## Task statement
Could you return all of the records exactly as they stand?

## Dataset excerpts

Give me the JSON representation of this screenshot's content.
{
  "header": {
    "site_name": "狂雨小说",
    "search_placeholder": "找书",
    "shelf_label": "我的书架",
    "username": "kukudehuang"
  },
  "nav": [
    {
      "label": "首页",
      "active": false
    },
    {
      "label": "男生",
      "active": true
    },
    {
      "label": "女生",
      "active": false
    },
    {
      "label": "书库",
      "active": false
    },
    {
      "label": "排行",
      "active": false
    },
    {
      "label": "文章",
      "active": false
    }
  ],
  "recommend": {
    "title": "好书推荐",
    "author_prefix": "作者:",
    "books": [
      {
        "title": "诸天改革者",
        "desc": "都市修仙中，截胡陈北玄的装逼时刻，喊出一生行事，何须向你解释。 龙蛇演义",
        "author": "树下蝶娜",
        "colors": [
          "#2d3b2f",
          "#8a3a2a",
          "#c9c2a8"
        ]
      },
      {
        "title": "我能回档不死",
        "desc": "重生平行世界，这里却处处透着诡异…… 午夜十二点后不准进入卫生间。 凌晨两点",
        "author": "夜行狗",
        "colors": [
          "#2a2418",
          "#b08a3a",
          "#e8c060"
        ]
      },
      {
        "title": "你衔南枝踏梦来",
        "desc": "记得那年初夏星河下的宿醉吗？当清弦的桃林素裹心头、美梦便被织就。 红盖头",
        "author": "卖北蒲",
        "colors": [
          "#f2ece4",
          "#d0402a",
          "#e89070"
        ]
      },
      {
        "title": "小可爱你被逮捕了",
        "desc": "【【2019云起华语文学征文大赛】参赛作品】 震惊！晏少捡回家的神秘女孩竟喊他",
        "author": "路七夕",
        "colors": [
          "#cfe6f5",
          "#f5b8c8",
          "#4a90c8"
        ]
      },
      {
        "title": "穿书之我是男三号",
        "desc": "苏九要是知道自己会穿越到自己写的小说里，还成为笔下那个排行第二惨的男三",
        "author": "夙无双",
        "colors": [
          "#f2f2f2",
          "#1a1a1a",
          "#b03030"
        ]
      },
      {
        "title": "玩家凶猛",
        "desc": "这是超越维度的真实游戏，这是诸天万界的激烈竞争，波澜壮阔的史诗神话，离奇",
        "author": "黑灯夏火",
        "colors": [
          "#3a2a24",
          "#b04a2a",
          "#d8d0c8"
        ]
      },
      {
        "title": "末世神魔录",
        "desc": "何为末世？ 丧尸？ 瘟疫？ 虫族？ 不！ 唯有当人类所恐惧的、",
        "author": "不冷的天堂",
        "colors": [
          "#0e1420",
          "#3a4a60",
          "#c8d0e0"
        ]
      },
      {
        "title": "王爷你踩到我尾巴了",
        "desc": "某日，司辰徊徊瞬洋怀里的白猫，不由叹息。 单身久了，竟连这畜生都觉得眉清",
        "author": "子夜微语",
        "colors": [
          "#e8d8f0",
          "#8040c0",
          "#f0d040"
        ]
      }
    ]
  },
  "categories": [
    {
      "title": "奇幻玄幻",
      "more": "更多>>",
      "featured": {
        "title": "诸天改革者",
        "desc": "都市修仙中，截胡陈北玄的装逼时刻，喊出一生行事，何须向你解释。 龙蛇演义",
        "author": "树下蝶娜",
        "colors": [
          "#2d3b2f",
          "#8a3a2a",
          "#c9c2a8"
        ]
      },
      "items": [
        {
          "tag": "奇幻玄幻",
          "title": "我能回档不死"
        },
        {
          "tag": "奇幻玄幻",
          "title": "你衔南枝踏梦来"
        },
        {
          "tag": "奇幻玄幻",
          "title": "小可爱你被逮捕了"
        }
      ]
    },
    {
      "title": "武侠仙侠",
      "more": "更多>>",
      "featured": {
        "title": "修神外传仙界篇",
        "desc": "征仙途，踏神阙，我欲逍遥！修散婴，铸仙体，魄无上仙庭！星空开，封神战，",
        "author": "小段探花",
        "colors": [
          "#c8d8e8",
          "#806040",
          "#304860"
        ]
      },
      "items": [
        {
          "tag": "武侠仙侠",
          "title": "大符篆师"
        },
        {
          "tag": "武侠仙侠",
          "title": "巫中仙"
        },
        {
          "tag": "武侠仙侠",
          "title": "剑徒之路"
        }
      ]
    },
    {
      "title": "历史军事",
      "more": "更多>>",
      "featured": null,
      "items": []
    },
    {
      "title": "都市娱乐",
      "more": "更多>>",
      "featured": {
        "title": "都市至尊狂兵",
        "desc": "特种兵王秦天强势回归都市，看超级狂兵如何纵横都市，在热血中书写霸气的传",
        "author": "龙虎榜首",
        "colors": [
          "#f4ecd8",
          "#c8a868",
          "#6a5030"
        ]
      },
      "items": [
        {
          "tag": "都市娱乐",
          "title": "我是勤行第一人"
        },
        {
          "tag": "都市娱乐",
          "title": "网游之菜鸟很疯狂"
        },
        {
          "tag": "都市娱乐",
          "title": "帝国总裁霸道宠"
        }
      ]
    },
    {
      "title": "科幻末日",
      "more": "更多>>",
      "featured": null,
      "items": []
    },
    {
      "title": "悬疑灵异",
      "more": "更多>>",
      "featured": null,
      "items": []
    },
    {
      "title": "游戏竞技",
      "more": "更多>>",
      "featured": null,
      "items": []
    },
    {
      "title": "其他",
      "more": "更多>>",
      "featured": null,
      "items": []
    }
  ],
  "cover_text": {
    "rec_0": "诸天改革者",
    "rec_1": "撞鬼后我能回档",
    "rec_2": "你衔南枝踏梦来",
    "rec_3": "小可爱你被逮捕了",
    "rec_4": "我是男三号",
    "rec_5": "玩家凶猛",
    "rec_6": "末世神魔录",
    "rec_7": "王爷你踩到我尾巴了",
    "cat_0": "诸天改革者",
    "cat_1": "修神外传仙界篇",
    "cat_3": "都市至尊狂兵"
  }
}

## Solution below
Give me the JSON representation of this screenshot's content.
{
  "header": {
    "site_name": "狂雨小说",
    "search_placeholder": "找书",
    "shelf_label": "我的书架",
    "username": "kukudehuang"
  },
  "nav": [
    {
      "label": "首页",
      "active": false
    },
    {
      "label": "男生",
      "active": true
    },
    {
      "label": "女生",
      "active": false
    },
    {
      "label": "书库",
      "active": false
    },
    {
      "label": "排行",
      "active": false
    },
    {
      "label": "文章",
      "active": false
    }
  ],
  "recommend": {
    "title": "好书推荐",
    "author_prefix": "作者:",
    "books": [
      {
        "title": "诸天改革者",
        "desc": "都市修仙中，截胡陈北玄的装逼时刻，喊出一生行事，何须向你解释。 龙蛇演义",
        "author": "树下蝶娜",
        "colors": [
          "#2d3b2f",
          "#8a3a2a",
          "#c9c2a8"
        ]
      },
      {
        "title": "我能回档不死",
        "desc": "重生平行世界，这里却处处透着诡异…… 午夜十二点后不准进入卫生间。 凌晨两点",
        "author": "夜行狗",
        "colors": [
          "#2a2418",
          "#b08a3a",
          "#e8c060"
        ]
      },
      {
        "title": "你衔南枝踏梦来",
        "desc": "记得那年初夏星河下的宿醉吗？当清弦的桃林素裹心头、美梦便被织就。 红盖头",
        "author": "卖北蒲",
        "colors": [
          "#f2ece4",
          "#d0402a",
          "#e89070"
        ]
      },
      {
        "title": "小可爱你被逮捕了",
        "desc": "【【2019云起华语文学征文大赛】参赛作品】 震惊！晏少捡回家的神秘女孩竟喊他",
        "author": "路七夕",
        "colors": [
          "#cfe6f5",
          "#f5b8c8",
          "#4a90c8"
        ]
      },
      {
        "title": "穿书之我是男三号",
        "desc": "苏九要是知道自己会穿越到自己写的小说里，还成为笔下那个排行第二惨的男三",
        "author": "夙无双",
        "colors": [
          "#f2f2f2",
          "#1a1a1a",
          "#b03030"
        ]
      },
      {
        "title": "玩家凶猛",
        "desc": "这是超越维度的真实游戏，这是诸天万界的激烈竞争，波澜壮阔的史诗神话，离奇",
        "author": "黑灯夏火",
        "colors": [
          "#3a2a24",
          "#b04a2a",
          "#d8d0c8"
        ]
      },
      {
        "title": "末世神魔录",
        "desc": "何为末世？ 丧尸？ 瘟疫？ 虫族？ 不！ 唯有当人类所恐惧的、",
        "author": "不冷的天堂",
        "colors": [
          "#0e1420",
          "#3a4a60",
          "#c8d0e0"
        ]
      },
      {
        "title": "王爷你踩到我尾巴了",
        "desc": "某日，司辰徊徊瞬洋怀里的白猫，不由叹息。 单身久了，竟连这畜生都觉得眉清",
        "author": "子夜微语",
        "colors": [
          "#e8d8f0",
          "#8040c0",
          "#f0d040"
        ]
      }
    ]
  },
  "categories": [
    {
      "title": "奇幻玄幻",
      "more": "更多>>",
      "featured": {
        "title": "诸天改革者",
        "desc": "都市修仙中，截胡陈北玄的装逼时刻，喊出一生行事，何须向你解释。 龙蛇演义",
        "author": "树下蝶娜",
        "colors": [
          "#2d3b2f",
          "#8a3a2a",
          "#c9c2a8"
        ]
      },
      "items": [
        {
          "tag": "奇幻玄幻",
          "title": "我能回档不死"
        },
        {
          "tag": "奇幻玄幻",
          "title": "你衔南枝踏梦来"
        },
        {
          "tag": "奇幻玄幻",
          "title": "小可爱你被逮捕了"
        }
      ]
    },
    {
      "title": "武侠仙侠",
      "more": "更多>>",
      "featured": {
        "title": "修神外传仙界篇",
        "desc": "征仙途，踏神阙，我欲逍遥！修散婴，铸仙体，魄无上仙庭！星空开，封神战，",
        "author": "小段探花",
        "colors": [
          "#c8d8e8",
          "#806040",
          "#304860"
        ]
      },
      "items": [
        {
          "tag": "武侠仙侠",
          "title": "大符篆师"
        },
        {
          "tag": "武侠仙侠",
          "title": "巫中仙"
        },
        {
          "tag": "武侠仙侠",
          "title": "剑徒之路"
        }
      ]
    },
    {
      "title": "历史军事",
      "more": "更多>>",
      "featured": null,
      "items": []
    },
    {
      "title": "都市娱乐",
      "more": "更多>>",
      "featured": {
        "title": "都市至尊狂兵",
        "desc": "特种兵王秦天强势回归都市，看超级狂兵如何纵横都市，在热血中书写霸气的传",
        "author": "龙虎榜首",
        "colors": [
          "#f4ecd8",
          "#c8a868",
          "#6a5030"
        ]
      },
      "items": [
        {
          "tag": "都市娱乐",
          "title": "我是勤行第一人"
        },
        {
          "tag": "都市娱乐",
          "title": "网游之菜鸟很疯狂"
        },
        {
          "tag": "都市娱乐",
          "title": "帝国总裁霸道宠"
        }
      ]
    },
    {
      "title": "科幻末日",
      "more": "更多>>",
      "featured": null,
      "items": []
    },
    {
      "title": "悬疑灵异",
      "more": "更多>>",
      "featured": null,
      "items": []
    },
    {
      "title": "游戏竞技",
      "more": "更多>>",
      "featured": null,
      "items": []
    },
    {
      "title": "其他",
      "more": "更多>>",
      "featured": null,
      "items": []
    }
  ],
  "cover_text": {
    "rec_0": "诸天改革者",
    "rec_1": "撞鬼后我能回档",
    "rec_2": "你衔南枝踏梦来",
    "rec_3": "小可爱你被逮捕了",
    "rec_4": "我是男三号",
    "rec_5": "玩家凶猛",
    "rec_6": "末世神魔录",
    "rec_7": "王爷你踩到我尾巴了",
    "cat_0": "诸天改革者",
    "cat_1": "修神外传仙界篇",
    "cat_3": "都市至尊狂兵"
  }
}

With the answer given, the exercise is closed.